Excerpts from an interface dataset
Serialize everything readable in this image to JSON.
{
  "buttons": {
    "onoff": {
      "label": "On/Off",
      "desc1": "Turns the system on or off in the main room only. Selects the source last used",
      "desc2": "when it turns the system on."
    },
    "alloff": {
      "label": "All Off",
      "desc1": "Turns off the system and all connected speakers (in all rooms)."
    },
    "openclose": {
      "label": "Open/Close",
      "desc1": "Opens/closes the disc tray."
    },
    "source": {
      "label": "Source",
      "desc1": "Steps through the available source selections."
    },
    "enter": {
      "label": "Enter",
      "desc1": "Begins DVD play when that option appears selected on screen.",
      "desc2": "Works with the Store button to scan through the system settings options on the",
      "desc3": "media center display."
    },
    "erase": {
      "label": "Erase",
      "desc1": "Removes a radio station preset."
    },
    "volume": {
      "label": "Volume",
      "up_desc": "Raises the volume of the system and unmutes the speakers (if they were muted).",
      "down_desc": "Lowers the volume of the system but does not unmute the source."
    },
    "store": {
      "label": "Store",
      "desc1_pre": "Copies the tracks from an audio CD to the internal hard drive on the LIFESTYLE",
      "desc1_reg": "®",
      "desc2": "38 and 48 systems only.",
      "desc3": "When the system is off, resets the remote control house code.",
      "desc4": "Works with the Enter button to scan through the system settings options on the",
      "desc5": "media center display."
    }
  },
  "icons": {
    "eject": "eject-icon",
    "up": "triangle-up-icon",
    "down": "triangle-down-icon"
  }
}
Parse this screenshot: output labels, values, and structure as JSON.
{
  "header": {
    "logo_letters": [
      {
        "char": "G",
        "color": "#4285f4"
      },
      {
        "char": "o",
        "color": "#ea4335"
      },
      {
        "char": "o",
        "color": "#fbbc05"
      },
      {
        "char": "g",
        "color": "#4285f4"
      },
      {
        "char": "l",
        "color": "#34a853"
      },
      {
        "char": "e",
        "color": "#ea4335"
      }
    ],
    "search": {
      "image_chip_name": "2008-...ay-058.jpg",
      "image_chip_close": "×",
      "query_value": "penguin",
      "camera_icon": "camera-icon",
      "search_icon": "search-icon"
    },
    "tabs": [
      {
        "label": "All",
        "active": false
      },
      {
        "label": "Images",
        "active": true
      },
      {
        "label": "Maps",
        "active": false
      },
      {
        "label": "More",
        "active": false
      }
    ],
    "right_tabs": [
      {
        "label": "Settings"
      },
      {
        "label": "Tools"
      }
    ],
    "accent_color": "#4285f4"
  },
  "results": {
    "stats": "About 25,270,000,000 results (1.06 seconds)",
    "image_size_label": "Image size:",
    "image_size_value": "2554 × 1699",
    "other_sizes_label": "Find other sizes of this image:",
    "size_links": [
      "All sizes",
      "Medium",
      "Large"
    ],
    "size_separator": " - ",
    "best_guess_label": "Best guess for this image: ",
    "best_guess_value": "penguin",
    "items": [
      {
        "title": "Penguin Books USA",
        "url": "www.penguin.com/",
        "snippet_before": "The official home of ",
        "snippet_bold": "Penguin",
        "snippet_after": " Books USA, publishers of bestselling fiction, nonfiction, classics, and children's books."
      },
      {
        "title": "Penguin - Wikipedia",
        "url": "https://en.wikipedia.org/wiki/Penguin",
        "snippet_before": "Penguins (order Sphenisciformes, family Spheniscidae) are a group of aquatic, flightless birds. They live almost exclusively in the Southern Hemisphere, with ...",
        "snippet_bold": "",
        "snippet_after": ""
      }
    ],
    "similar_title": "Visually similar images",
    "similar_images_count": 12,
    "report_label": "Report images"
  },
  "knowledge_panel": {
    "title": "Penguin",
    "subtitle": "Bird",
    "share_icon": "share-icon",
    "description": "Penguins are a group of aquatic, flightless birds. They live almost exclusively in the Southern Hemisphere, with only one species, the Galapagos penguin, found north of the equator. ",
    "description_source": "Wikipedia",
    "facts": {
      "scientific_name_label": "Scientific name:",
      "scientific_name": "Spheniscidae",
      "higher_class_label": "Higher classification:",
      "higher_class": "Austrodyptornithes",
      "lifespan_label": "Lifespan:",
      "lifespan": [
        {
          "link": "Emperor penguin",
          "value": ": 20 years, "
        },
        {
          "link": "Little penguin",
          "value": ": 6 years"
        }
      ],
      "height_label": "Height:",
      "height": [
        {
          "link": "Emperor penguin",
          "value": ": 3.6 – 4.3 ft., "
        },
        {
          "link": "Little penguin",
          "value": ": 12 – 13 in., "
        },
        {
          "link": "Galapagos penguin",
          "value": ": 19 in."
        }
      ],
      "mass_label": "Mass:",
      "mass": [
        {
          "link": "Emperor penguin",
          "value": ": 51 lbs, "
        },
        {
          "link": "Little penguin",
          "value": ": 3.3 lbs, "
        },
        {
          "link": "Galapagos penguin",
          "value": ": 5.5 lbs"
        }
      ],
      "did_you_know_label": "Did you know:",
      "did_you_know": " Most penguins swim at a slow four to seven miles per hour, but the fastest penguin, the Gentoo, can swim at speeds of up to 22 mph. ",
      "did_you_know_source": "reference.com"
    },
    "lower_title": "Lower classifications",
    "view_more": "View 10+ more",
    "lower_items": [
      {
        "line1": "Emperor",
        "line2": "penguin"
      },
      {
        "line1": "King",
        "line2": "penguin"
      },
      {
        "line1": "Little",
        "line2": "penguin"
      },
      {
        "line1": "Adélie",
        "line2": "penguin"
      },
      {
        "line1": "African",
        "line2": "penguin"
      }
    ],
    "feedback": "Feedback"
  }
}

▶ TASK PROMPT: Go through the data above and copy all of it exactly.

▶ RESULT OF THIS TASK:
Serialize everything readable in this image to JSON.
{
  "buttons": {
    "onoff": {
      "label": "On/Off",
      "desc1": "Turns the system on or off in the main room only. Selects the source last used",
      "desc2": "when it turns the system on."
    },
    "alloff": {
      "label": "All Off",
      "desc1": "Turns off the system and all connected speakers (in all rooms)."
    },
    "openclose": {
      "label": "Open/Close",
      "desc1": "Opens/closes the disc tray."
    },
    "source": {
      "label": "Source",
      "desc1": "Steps through the available source selections."
    },
    "enter": {
      "label": "Enter",
      "desc1": "Begins DVD play when that option appears selected on screen.",
      "desc2": "Works with the Store button to scan through the system settings options on the",
      "desc3": "media center display."
    },
    "erase": {
      "label": "Erase",
      "desc1": "Removes a radio station preset."
    },
    "volume": {
      "label": "Volume",
      "up_desc": "Raises the volume of the system and unmutes the speakers (if they were muted).",
      "down_desc": "Lowers the volume of the system but does not unmute the source."
    },
    "store": {
      "label": "Store",
      "desc1_pre": "Copies the tracks from an audio CD to the internal hard drive on the LIFESTYLE",
      "desc1_reg": "®",
      "desc2": "38 and 48 systems only.",
      "desc3": "When the system is off, resets the remote control house code.",
      "desc4": "Works with the Enter button to scan through the system settings options on the",
      "desc5": "media center display."
    }
  },
  "icons": {
    "eject": "eject-icon",
    "up": "triangle-up-icon",
    "down": "triangle-down-icon"
  }
}
Parse this screenshot: output labels, values, and structure as JSON.
{
  "header": {
    "logo_letters": [
      {
        "char": "G",
        "color": "#4285f4"
      },
      {
        "char": "o",
        "color": "#ea4335"
      },
      {
        "char": "o",
        "color": "#fbbc05"
      },
      {
        "char": "g",
        "color": "#4285f4"
      },
      {
        "char": "l",
        "color": "#34a853"
      },
      {
        "char": "e",
        "color": "#ea4335"
      }
    ],
    "search": {
      "image_chip_name": "2008-...ay-058.jpg",
      "image_chip_close": "×",
      "query_value": "penguin",
      "camera_icon": "camera-icon",
      "search_icon": "search-icon"
    },
    "tabs": [
      {
        "label": "All",
        "active": false
      },
      {
        "label": "Images",
        "active": true
      },
      {
        "label": "Maps",
        "active": false
      },
      {
        "label": "More",
        "active": false
      }
    ],
    "right_tabs": [
      {
        "label": "Settings"
      },
      {
        "label": "Tools"
      }
    ],
    "accent_color": "#4285f4"
  },
  "results": {
    "stats": "About 25,270,000,000 results (1.06 seconds)",
    "image_size_label": "Image size:",
    "image_size_value": "2554 × 1699",
    "other_sizes_label": "Find other sizes of this image:",
    "size_links": [
      "All sizes",
      "Medium",
      "Large"
    ],
    "size_separator": " - ",
    "best_guess_label": "Best guess for this image: ",
    "best_guess_value": "penguin",
    "items": [
      {
        "title": "Penguin Books USA",
        "url": "www.penguin.com/",
        "snippet_before": "The official home of ",
        "snippet_bold": "Penguin",
        "snippet_after": " Books USA, publishers of bestselling fiction, nonfiction, classics, and children's books."
      },
      {
        "title": "Penguin - Wikipedia",
        "url": "https://en.wikipedia.org/wiki/Penguin",
        "snippet_before": "Penguins (order Sphenisciformes, family Spheniscidae) are a group of aquatic, flightless birds. They live almost exclusively in the Southern Hemisphere, with ...",
        "snippet_bold": "",
        "snippet_after": ""
      }
    ],
    "similar_title": "Visually similar images",
    "similar_images_count": 12,
    "report_label": "Report images"
  },
  "knowledge_panel": {
    "title": "Penguin",
    "subtitle": "Bird",
    "share_icon": "share-icon",
    "description": "Penguins are a group of aquatic, flightless birds. They live almost exclusively in the Southern Hemisphere, with only one species, the Galapagos penguin, found north of the equator. ",
    "description_source": "Wikipedia",
    "facts": {
      "scientific_name_label": "Scientific name:",
      "scientific_name": "Spheniscidae",
      "higher_class_label": "Higher classification:",
      "higher_class": "Austrodyptornithes",
      "lifespan_label": "Lifespan:",
      "lifespan": [
        {
          "link": "Emperor penguin",
          "value": ": 20 years, "
        },
        {
          "link": "Little penguin",
          "value": ": 6 years"
        }
      ],
      "height_label": "Height:",
      "height": [
        {
          "link": "Emperor penguin",
          "value": ": 3.6 – 4.3 ft., "
        },
        {
          "link": "Little penguin",
          "value": ": 12 – 13 in., "
        },
        {
          "link": "Galapagos penguin",
          "value": ": 19 in."
        }
      ],
      "mass_label": "Mass:",
      "mass": [
        {
          "link": "Emperor penguin",
          "value": ": 51 lbs, "
        },
        {
          "link": "Little penguin",
          "value": ": 3.3 lbs, "
        },
        {
          "link": "Galapagos penguin",
          "value": ": 5.5 lbs"
        }
      ],
      "did_you_know_label": "Did you know:",
      "did_you_know": " Most penguins swim at a slow four to seven miles per hour, but the fastest penguin, the Gentoo, can swim at speeds of up to 22 mph. ",
      "did_you_know_source": "reference.com"
    },
    "lower_title": "Lower classifications",
    "view_more": "View 10+ more",
    "lower_items": [
      {
        "line1": "Emperor",
        "line2": "penguin"
      },
      {
        "line1": "King",
        "line2": "penguin"
      },
      {
        "line1": "Little",
        "line2": "penguin"
      },
      {
        "line1": "Adélie",
        "line2": "penguin"
      },
      {
        "line1": "African",
        "line2": "penguin"
      }
    ],
    "feedback": "Feedback"
  }
}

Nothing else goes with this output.